Records from a data source:
____________
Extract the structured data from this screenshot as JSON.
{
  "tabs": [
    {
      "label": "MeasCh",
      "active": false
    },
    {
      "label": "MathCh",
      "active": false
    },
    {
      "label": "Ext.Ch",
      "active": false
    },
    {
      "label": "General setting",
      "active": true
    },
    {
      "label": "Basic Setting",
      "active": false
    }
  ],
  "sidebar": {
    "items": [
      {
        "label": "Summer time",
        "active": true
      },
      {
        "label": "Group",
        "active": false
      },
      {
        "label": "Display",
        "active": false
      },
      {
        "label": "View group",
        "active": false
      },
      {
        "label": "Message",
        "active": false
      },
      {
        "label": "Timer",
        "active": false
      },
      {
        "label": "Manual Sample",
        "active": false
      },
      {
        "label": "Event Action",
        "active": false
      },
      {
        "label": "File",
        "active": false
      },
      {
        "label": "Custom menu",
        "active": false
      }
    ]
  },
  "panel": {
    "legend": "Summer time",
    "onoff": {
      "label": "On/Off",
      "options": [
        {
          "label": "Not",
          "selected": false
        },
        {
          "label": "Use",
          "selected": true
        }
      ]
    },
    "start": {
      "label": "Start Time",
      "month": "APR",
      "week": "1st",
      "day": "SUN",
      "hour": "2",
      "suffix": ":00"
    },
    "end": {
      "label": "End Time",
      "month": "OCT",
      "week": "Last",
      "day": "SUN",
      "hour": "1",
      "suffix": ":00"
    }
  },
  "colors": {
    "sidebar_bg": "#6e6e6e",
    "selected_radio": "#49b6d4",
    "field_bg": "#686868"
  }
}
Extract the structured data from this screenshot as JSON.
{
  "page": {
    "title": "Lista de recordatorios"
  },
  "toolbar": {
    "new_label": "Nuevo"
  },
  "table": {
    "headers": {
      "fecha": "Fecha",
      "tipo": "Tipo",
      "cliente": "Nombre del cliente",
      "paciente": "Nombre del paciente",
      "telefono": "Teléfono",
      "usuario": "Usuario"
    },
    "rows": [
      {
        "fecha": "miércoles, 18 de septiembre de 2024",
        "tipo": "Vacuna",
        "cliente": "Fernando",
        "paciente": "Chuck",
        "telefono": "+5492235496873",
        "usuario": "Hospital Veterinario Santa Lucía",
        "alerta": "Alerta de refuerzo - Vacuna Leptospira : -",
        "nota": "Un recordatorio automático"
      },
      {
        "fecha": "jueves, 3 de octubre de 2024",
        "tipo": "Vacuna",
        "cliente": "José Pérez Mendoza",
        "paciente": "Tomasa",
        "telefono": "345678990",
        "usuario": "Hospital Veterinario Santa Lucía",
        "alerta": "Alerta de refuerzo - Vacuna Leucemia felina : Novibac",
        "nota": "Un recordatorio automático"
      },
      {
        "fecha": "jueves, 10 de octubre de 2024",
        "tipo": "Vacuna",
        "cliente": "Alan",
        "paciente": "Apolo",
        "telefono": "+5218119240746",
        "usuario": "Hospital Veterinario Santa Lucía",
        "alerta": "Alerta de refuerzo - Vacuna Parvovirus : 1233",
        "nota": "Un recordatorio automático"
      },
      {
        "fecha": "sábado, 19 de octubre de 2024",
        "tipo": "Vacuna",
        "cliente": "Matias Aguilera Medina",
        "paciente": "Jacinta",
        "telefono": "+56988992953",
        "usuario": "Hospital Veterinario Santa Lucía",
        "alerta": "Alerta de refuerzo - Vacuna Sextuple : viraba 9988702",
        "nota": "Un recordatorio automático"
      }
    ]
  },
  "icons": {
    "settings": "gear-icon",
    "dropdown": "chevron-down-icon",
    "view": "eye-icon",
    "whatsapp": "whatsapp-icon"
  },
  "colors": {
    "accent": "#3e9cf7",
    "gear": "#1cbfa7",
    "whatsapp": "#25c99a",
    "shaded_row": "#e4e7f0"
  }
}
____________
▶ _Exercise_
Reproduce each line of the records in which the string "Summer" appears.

▶ _Written solution_
        "label": "Summer time",
    "legend": "Summer time",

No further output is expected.